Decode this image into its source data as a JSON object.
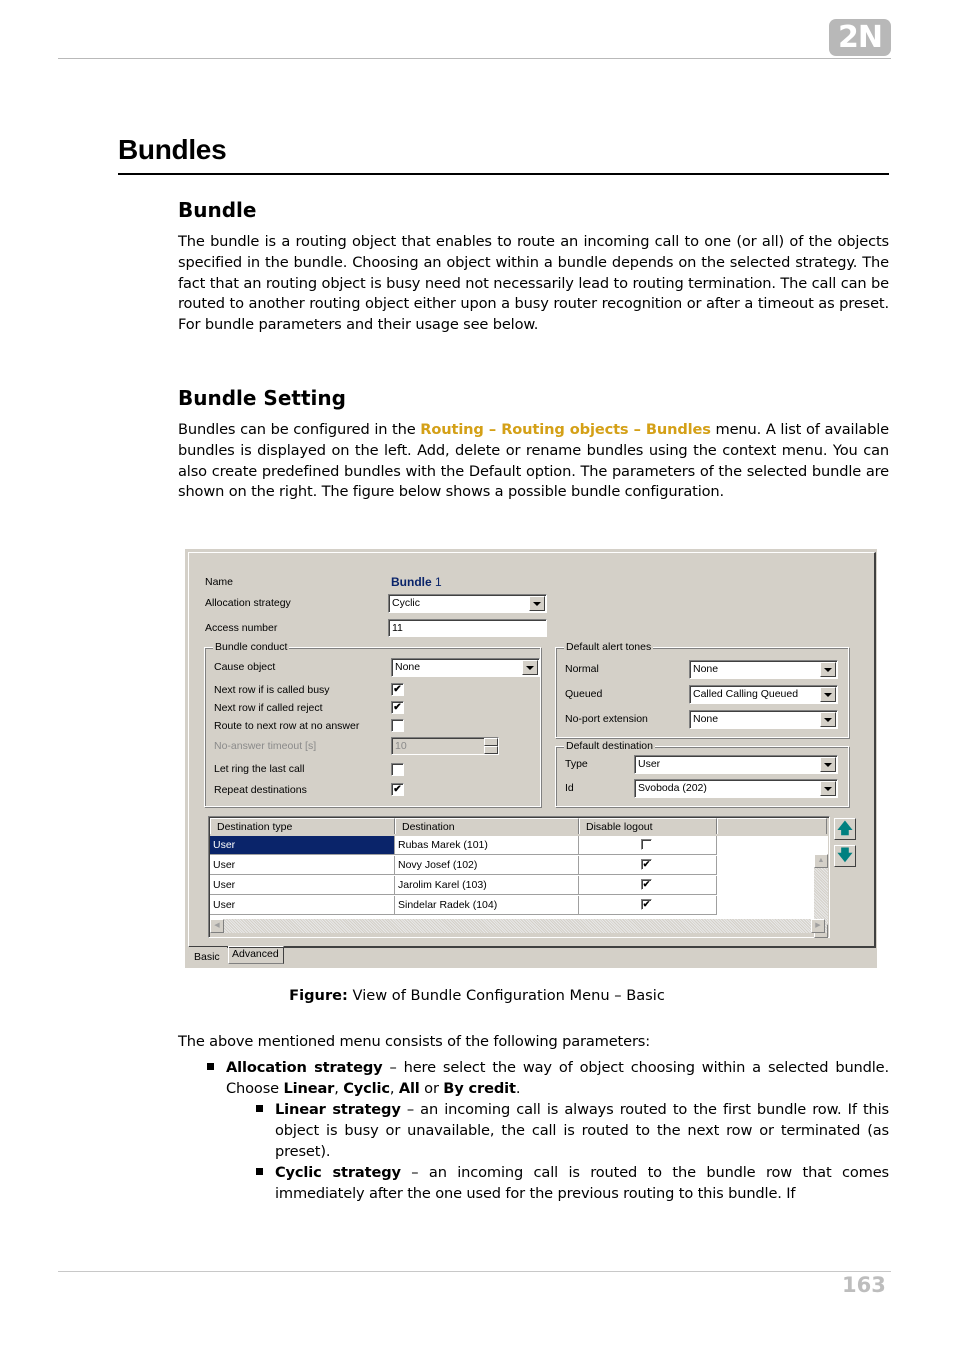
{
  "header": {
    "logo_text": "2N"
  },
  "title": "Bundles",
  "sections": {
    "bundle": {
      "heading": "Bundle",
      "paragraph": "The bundle is a routing object that enables to route an incoming call to one (or all) of the objects specified in the bundle. Choosing an object within a bundle depends on the selected strategy. The fact that an routing object is busy need not necessarily lead to routing termination. The call can be routed to another routing object either upon a busy router recognition or after a timeout as preset. For bundle parameters and their usage see below."
    },
    "bundle_setting": {
      "heading": "Bundle Setting",
      "para_before": "Bundles can be configured in the ",
      "menu_path": "Routing – Routing objects – Bundles",
      "para_after": " menu. A list of available bundles is displayed on the left. Add, delete or rename bundles using the context menu. You can also create predefined bundles with the Default option. The parameters of the selected bundle are shown on the right. The figure below shows a possible bundle configuration."
    }
  },
  "dialog": {
    "name_label": "Name",
    "name_bold": "Bundle",
    "name_num": " 1",
    "allocation_label": "Allocation strategy",
    "allocation_value": "Cyclic",
    "access_label": "Access number",
    "access_value": "11",
    "conduct": {
      "title": "Bundle conduct",
      "cause_label": "Cause object",
      "cause_value": "None",
      "next_busy_label": "Next row if is called busy",
      "next_busy_checked": true,
      "next_reject_label": "Next row if called reject",
      "next_reject_checked": true,
      "route_no_answer_label": "Route to next row at no answer",
      "route_no_answer_checked": false,
      "timeout_label": "No-answer timeout [s]",
      "timeout_value": "10",
      "let_ring_label": "Let ring the last call",
      "let_ring_checked": false,
      "repeat_label": "Repeat destinations",
      "repeat_checked": true
    },
    "alert_tones": {
      "title": "Default alert tones",
      "normal_label": "Normal",
      "normal_value": "None",
      "queued_label": "Queued",
      "queued_value": "Called Calling Queued",
      "noport_label": "No-port extension",
      "noport_value": "None"
    },
    "default_destination": {
      "title": "Default destination",
      "type_label": "Type",
      "type_value": "User",
      "id_label": "Id",
      "id_value": "Svoboda (202)"
    },
    "grid": {
      "columns": [
        "Destination type",
        "Destination",
        "Disable logout",
        ""
      ],
      "rows": [
        {
          "type": "User",
          "destination": "Rubas Marek (101)",
          "disable_logout": false,
          "selected": true
        },
        {
          "type": "User",
          "destination": "Novy Josef (102)",
          "disable_logout": true,
          "selected": false
        },
        {
          "type": "User",
          "destination": "Jarolim Karel (103)",
          "disable_logout": true,
          "selected": false
        },
        {
          "type": "User",
          "destination": "Sindelar Radek (104)",
          "disable_logout": true,
          "selected": false
        }
      ]
    },
    "move_up_icon": "arrow-up",
    "move_down_icon": "arrow-down",
    "tabs": [
      "Basic",
      "Advanced"
    ],
    "active_tab": "Basic",
    "check_glyph": "✔",
    "up_glyph": "🡅",
    "down_glyph": "🡇"
  },
  "caption": {
    "label": "Figure:",
    "text": " View of Bundle Configuration Menu – Basic"
  },
  "intro": "The above mentioned menu consists of the following parameters:",
  "bullets": {
    "allocation": {
      "term": "Allocation strategy",
      "text1": " – here select the way of object choosing within a selected bundle. Choose ",
      "opt1": "Linear",
      "sep1": ", ",
      "opt2": "Cyclic",
      "sep2": ", ",
      "opt3": "All",
      "sep3": " or ",
      "opt4": "By credit",
      "end": "."
    },
    "linear": {
      "term": "Linear strategy",
      "text": " – an incoming call is always routed to the first bundle row. If this object is busy or unavailable, the call is routed to the next row or terminated (as preset)."
    },
    "cyclic": {
      "term": "Cyclic strategy",
      "text": " – an incoming call is routed to the bundle row that comes immediately after the one used for the previous routing to this bundle. If"
    }
  },
  "page_number": "163"
}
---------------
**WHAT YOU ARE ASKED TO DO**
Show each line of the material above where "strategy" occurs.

**SOLUTION FOR THIS EXERCISE**
      "paragraph": "The bundle is a routing object that enables to route an incoming call to one (or all) of the objects specified in the bundle. Choosing an object within a bundle depends on the selected strategy. The fact that an routing object is busy need not necessarily lead to routing termination. The call can be routed to another routing object either upon a busy router recognition or after a timeout as preset. For bundle parameters and their usage see below."
    "allocation_label": "Allocation strategy",
      "term": "Allocation strategy",
      "term": "Linear strategy",
      "term": "Cyclic strategy",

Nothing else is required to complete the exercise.